Please copy every line with the string "Roosdiana" from the entries below.

[App and web page records]
--

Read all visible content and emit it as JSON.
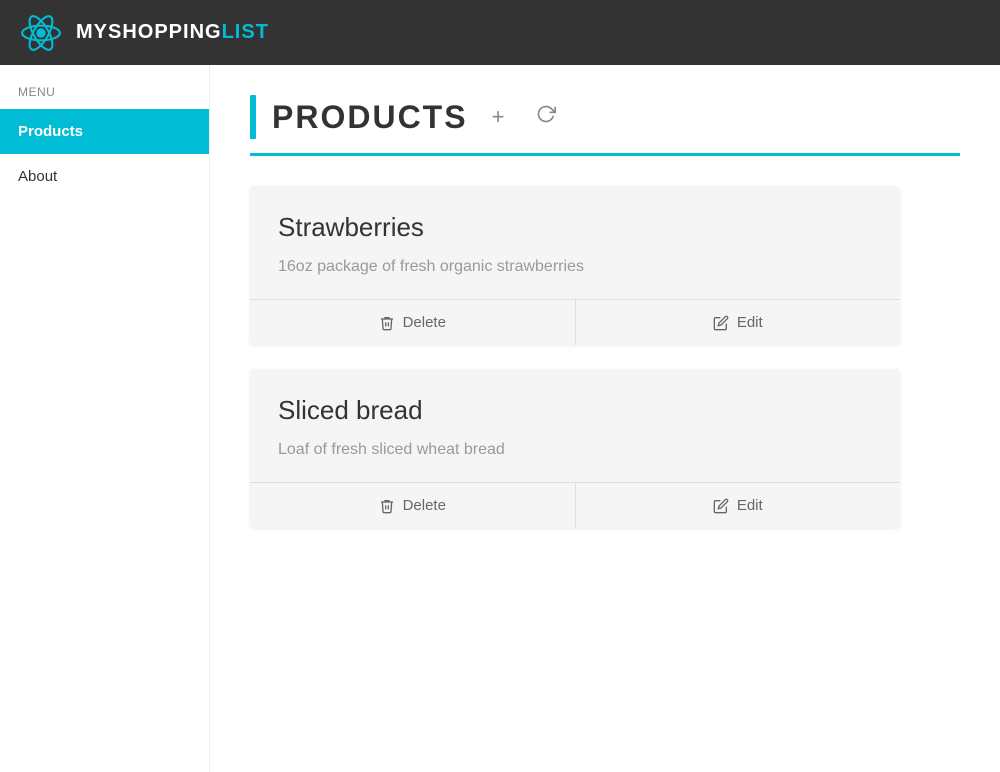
{
  "navbar": {
    "title_my": "MY",
    "title_shopping": "SHOPPING",
    "title_list": "LIST"
  },
  "sidebar": {
    "menu_label": "MENU",
    "items": [
      {
        "id": "products",
        "label": "Products",
        "active": true
      },
      {
        "id": "about",
        "label": "About",
        "active": false
      }
    ]
  },
  "main": {
    "page_title": "PRODUCTS",
    "add_button_label": "+",
    "refresh_button_label": "↻",
    "products": [
      {
        "id": 1,
        "name": "Strawberries",
        "description": "16oz package of fresh organic strawberries",
        "delete_label": "Delete",
        "edit_label": "Edit"
      },
      {
        "id": 2,
        "name": "Sliced bread",
        "description": "Loaf of fresh sliced wheat bread",
        "delete_label": "Delete",
        "edit_label": "Edit"
      }
    ]
  }
}
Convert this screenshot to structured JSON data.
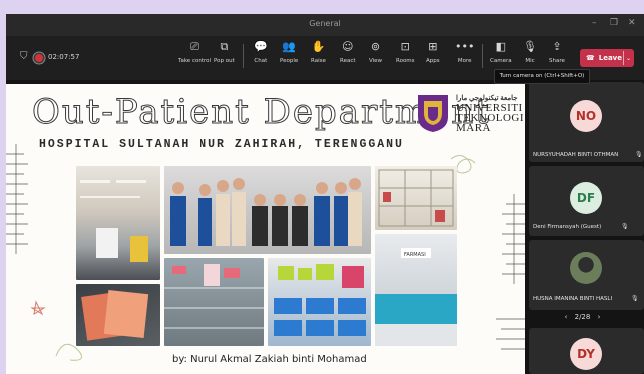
{
  "window": {
    "title": "General",
    "minimize": "–",
    "maximize": "❐",
    "close": "✕"
  },
  "meeting": {
    "timer": "02:07:57"
  },
  "toolbar": {
    "items": [
      {
        "label": "Take control",
        "icon": "⎚"
      },
      {
        "label": "Pop out",
        "icon": "⧉"
      },
      {
        "label": "Chat",
        "icon": "💬"
      },
      {
        "label": "People",
        "icon": "👥"
      },
      {
        "label": "Raise",
        "icon": "✋"
      },
      {
        "label": "React",
        "icon": "☺"
      },
      {
        "label": "View",
        "icon": "⊚"
      },
      {
        "label": "Rooms",
        "icon": "⊡"
      },
      {
        "label": "Apps",
        "icon": "⊞"
      },
      {
        "label": "More",
        "icon": "•••"
      },
      {
        "label": "Camera",
        "icon": "◧"
      },
      {
        "label": "Mic",
        "icon": "🎙"
      },
      {
        "label": "Share",
        "icon": "⇪"
      }
    ],
    "leave_label": "Leave",
    "leave_dropdown": "⌄"
  },
  "tooltip": {
    "text": "Turn camera on (Ctrl+Shift+O)"
  },
  "slide": {
    "title": "Out-Patient Department",
    "subtitle": "HOSPITAL SULTANAH NUR ZAHIRAH, TERENGGANU",
    "university_lines": [
      "UNIVERSITI",
      "TEKNOLOGI",
      "MARA"
    ],
    "university_script": "جامعة تيكنولوجي مارا",
    "pharmacy_sign": "FARMASI",
    "author": "by: Nurul Akmal Zakiah binti Mohamad"
  },
  "participants": [
    {
      "initials": "NO",
      "name": "NURSYUHADAH BINTI OTHMAN",
      "avatar_bg": "#f7d9d8",
      "avatar_fg": "#b3312a"
    },
    {
      "initials": "DF",
      "name": "Deni Firmansyah (Guest)",
      "avatar_bg": "#dceee0",
      "avatar_fg": "#2e7d4f"
    },
    {
      "initials": "",
      "name": "HUSNA IMANINA BINTI HASLI",
      "avatar_bg": "#6b7d5a",
      "avatar_fg": "#ffffff"
    },
    {
      "initials": "DY",
      "name": "",
      "avatar_bg": "#f7d9d8",
      "avatar_fg": "#b3312a"
    }
  ],
  "pager": {
    "text": "2/28",
    "prev": "‹",
    "next": "›"
  },
  "colors": {
    "leave": "#c4314b",
    "recording": "#d13438",
    "logo_purple": "#6a2a8a",
    "logo_gold": "#e0b43a"
  }
}
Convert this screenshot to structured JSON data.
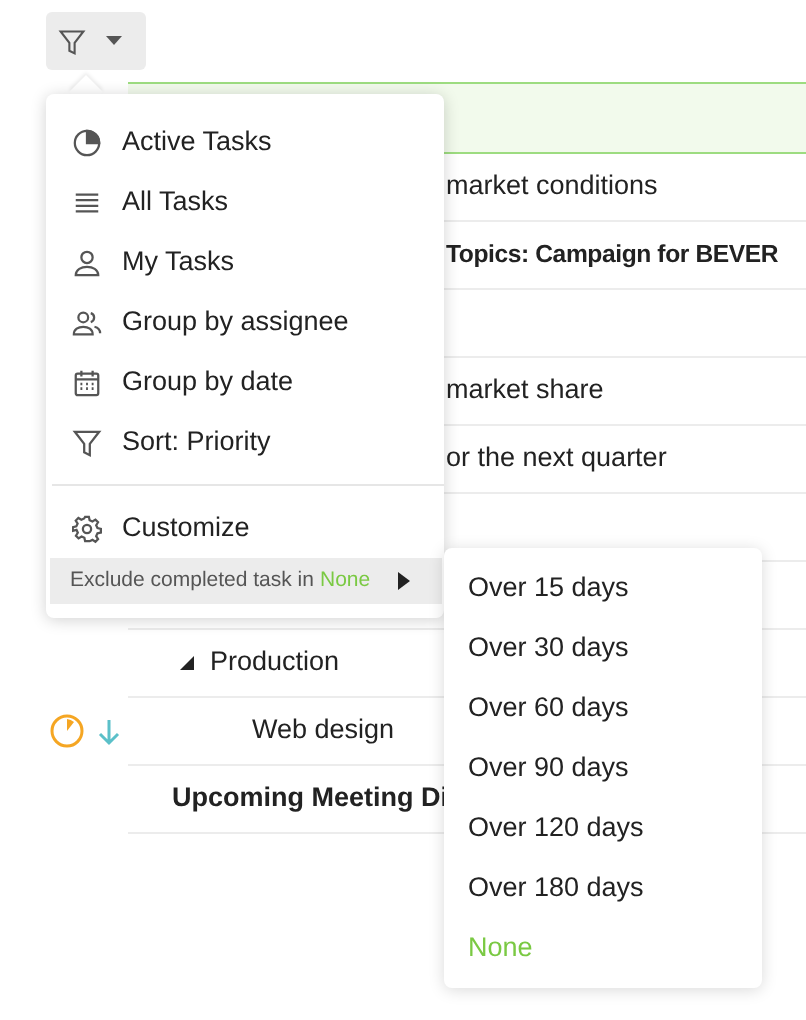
{
  "toolbar": {
    "filter_button": {
      "expanded": true
    }
  },
  "filter_menu": {
    "items": [
      {
        "label": "Active Tasks"
      },
      {
        "label": "All Tasks"
      },
      {
        "label": "My Tasks"
      },
      {
        "label": "Group by assignee"
      },
      {
        "label": "Group by date"
      },
      {
        "label": "Sort: Priority"
      },
      {
        "label": "Customize"
      }
    ],
    "exclude": {
      "label": "Exclude completed task in",
      "value": "None"
    }
  },
  "exclude_submenu": {
    "options": [
      {
        "label": "Over 15 days",
        "selected": false
      },
      {
        "label": "Over 30 days",
        "selected": false
      },
      {
        "label": "Over 60 days",
        "selected": false
      },
      {
        "label": "Over 90 days",
        "selected": false
      },
      {
        "label": "Over 120 days",
        "selected": false
      },
      {
        "label": "Over 180 days",
        "selected": false
      },
      {
        "label": "None",
        "selected": true
      }
    ]
  },
  "task_list": {
    "rows": [
      {
        "kind": "band"
      },
      {
        "kind": "task",
        "text": "market conditions",
        "bold": false
      },
      {
        "kind": "task",
        "text": "Topics: Campaign for BEVER",
        "bold": true
      },
      {
        "kind": "blank"
      },
      {
        "kind": "task",
        "text": "market share",
        "bold": false
      },
      {
        "kind": "task",
        "text": "or the next quarter",
        "bold": false
      },
      {
        "kind": "blank"
      },
      {
        "kind": "blank"
      },
      {
        "kind": "group",
        "text": "Production",
        "expanded": true
      },
      {
        "kind": "subtask",
        "text": "Web design",
        "in_progress": true,
        "low_priority": true
      },
      {
        "kind": "heading",
        "text": "Upcoming Meeting Di"
      }
    ]
  }
}
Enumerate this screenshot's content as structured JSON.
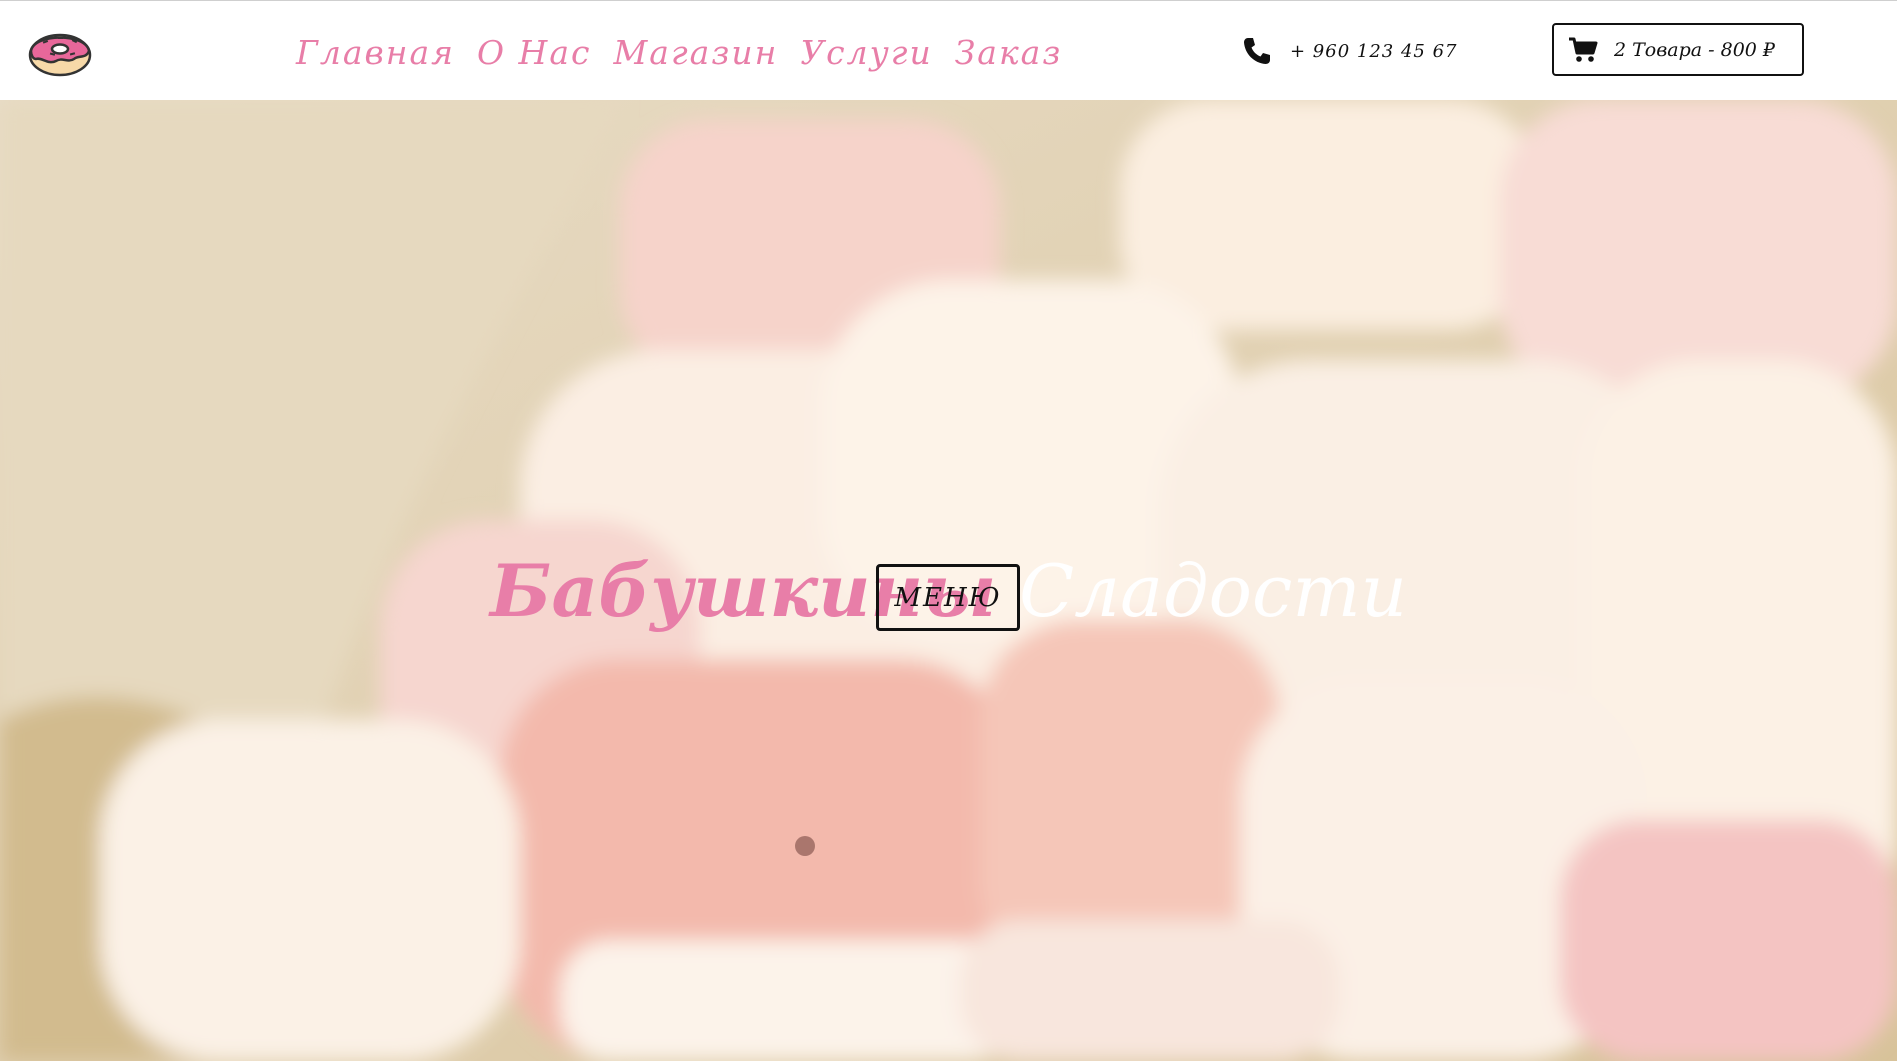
{
  "header": {
    "logo_icon": "donut-icon",
    "nav": [
      {
        "label": "Главная"
      },
      {
        "label": "О Нас"
      },
      {
        "label": "Магазин"
      },
      {
        "label": "Услуги"
      },
      {
        "label": "Заказ"
      }
    ],
    "phone_icon": "phone-icon",
    "phone": "+ 960 123 45 67",
    "cart_icon": "shopping-cart-icon",
    "cart_label": "2 Товара - 800 ₽"
  },
  "hero": {
    "title_part1": "Бабушкины",
    "title_part2": "Сладости",
    "menu_button": "МЕНЮ"
  },
  "colors": {
    "accent_pink": "#e87ea8",
    "text_dark": "#111111",
    "header_bg": "#ffffff"
  }
}
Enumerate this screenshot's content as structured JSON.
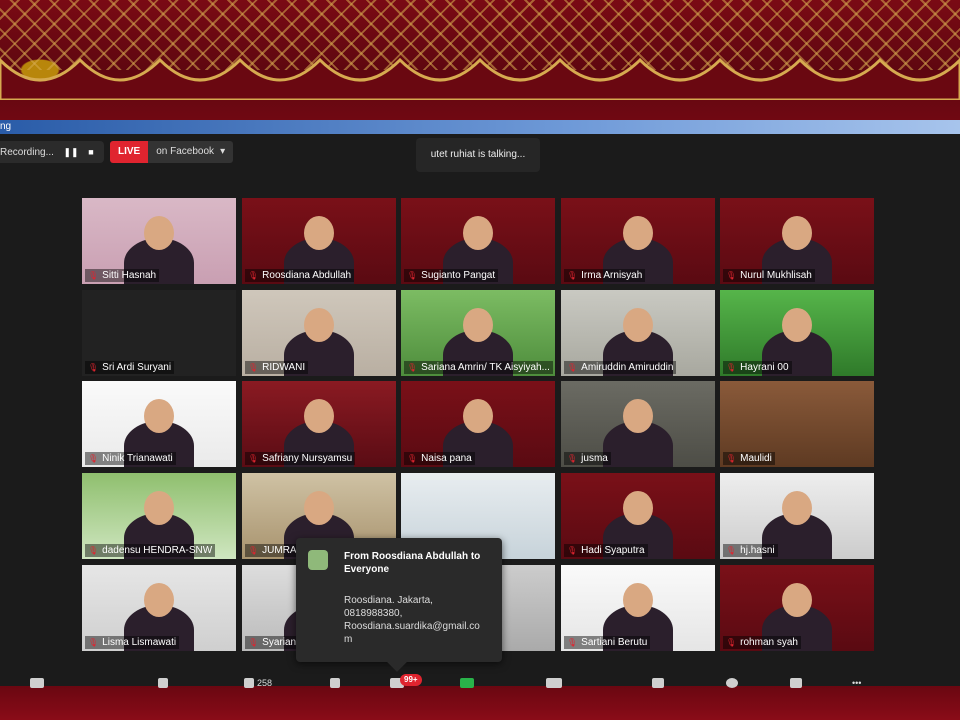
{
  "window": {
    "title_fragment": "ng"
  },
  "recording": {
    "label": "Recording...",
    "pause_icon": "pause-icon",
    "stop_icon": "stop-icon"
  },
  "live": {
    "badge": "LIVE",
    "platform": "on Facebook",
    "dropdown_icon": "caret-down-icon"
  },
  "talking": {
    "text": "utet ruhiat is talking..."
  },
  "participants": [
    {
      "name": "Sitti Hasnah"
    },
    {
      "name": "Roosdiana Abdullah"
    },
    {
      "name": "Sugianto Pangat"
    },
    {
      "name": "Irma Arnisyah"
    },
    {
      "name": "Nurul Mukhlisah"
    },
    {
      "name": "Sri Ardi Suryani"
    },
    {
      "name": "RIDWANI"
    },
    {
      "name": "Sariana Amrin/ TK Aisyiyah..."
    },
    {
      "name": "Amiruddin Amiruddin"
    },
    {
      "name": "Hayrani 00"
    },
    {
      "name": "Ninik Trianawati"
    },
    {
      "name": "Safriany Nursyamsu"
    },
    {
      "name": "Naisa pana"
    },
    {
      "name": "jusma"
    },
    {
      "name": "Maulidi"
    },
    {
      "name": "dadensu HENDRA-SNW"
    },
    {
      "name": "JUMRAENI"
    },
    {
      "name": "i"
    },
    {
      "name": "Hadi Syaputra"
    },
    {
      "name": "hj.hasni"
    },
    {
      "name": "Lisma Lismawati"
    },
    {
      "name": "Syariana"
    },
    {
      "name": ""
    },
    {
      "name": "Sartiani Berutu"
    },
    {
      "name": "rohman syah"
    }
  ],
  "chat": {
    "from": "From Roosdiana Abdullah to Everyone",
    "message": "Roosdiana. Jakarta,\n0818988380,\nRoosdiana.suardika@gmail.co\nm"
  },
  "toolbar": {
    "participants_count": "258",
    "chat_badge": "99+"
  },
  "colors": {
    "accent_red": "#e0242f",
    "banner_maroon": "#7a0a14",
    "gold": "#d6aa50"
  }
}
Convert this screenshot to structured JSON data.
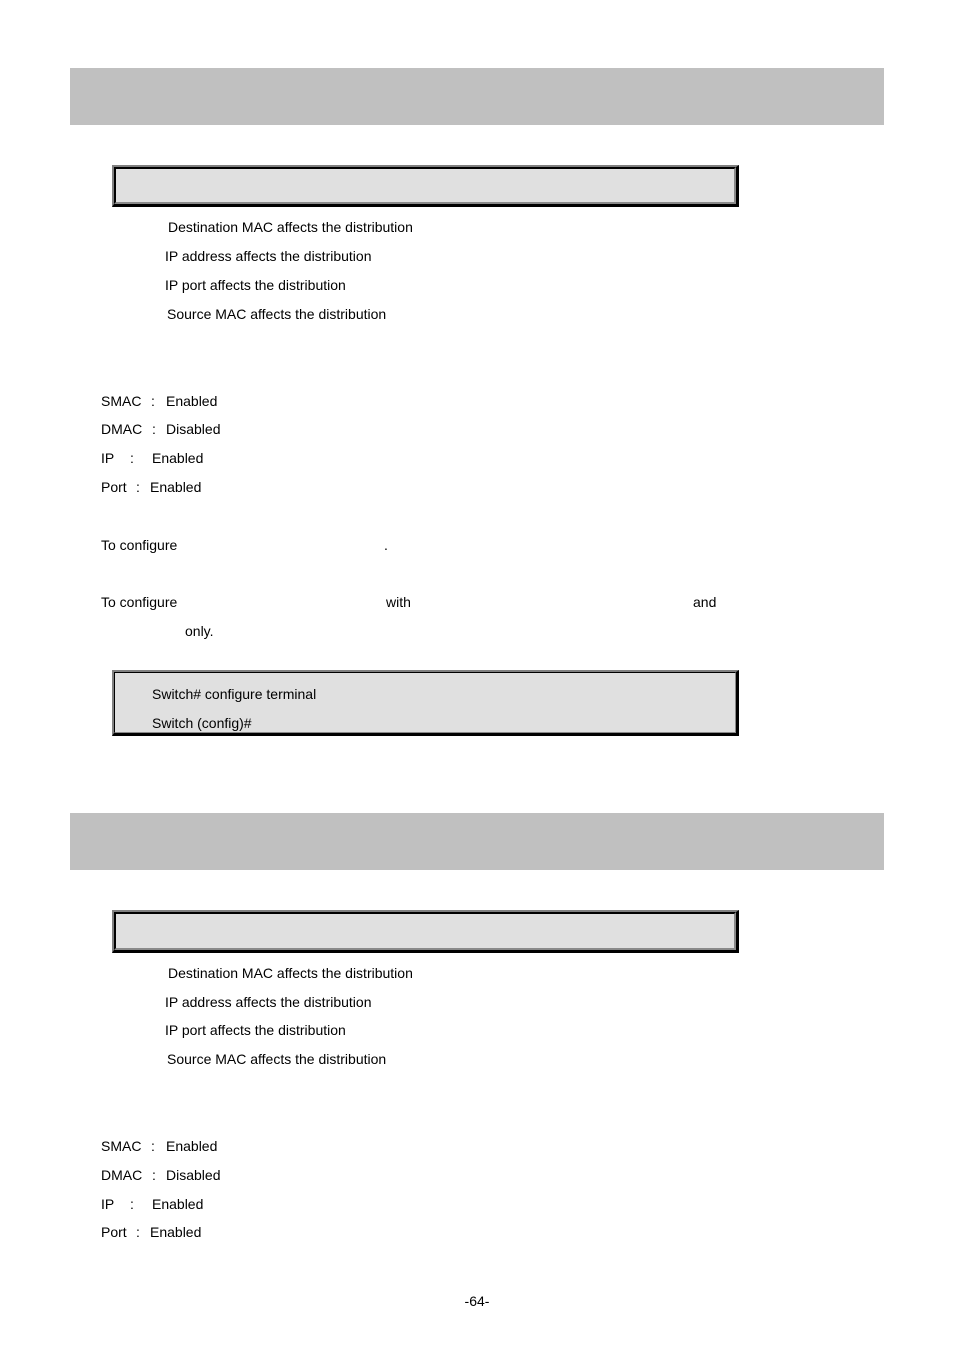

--

## Solution below
      "name": "Roosdiana Abdullah"
    "from": "From Roosdiana Abdullah to Everyone",
    "message": "Roosdiana. Jakarta,\n0818988380,\nRoosdiana.suardika@gmail.co\nm"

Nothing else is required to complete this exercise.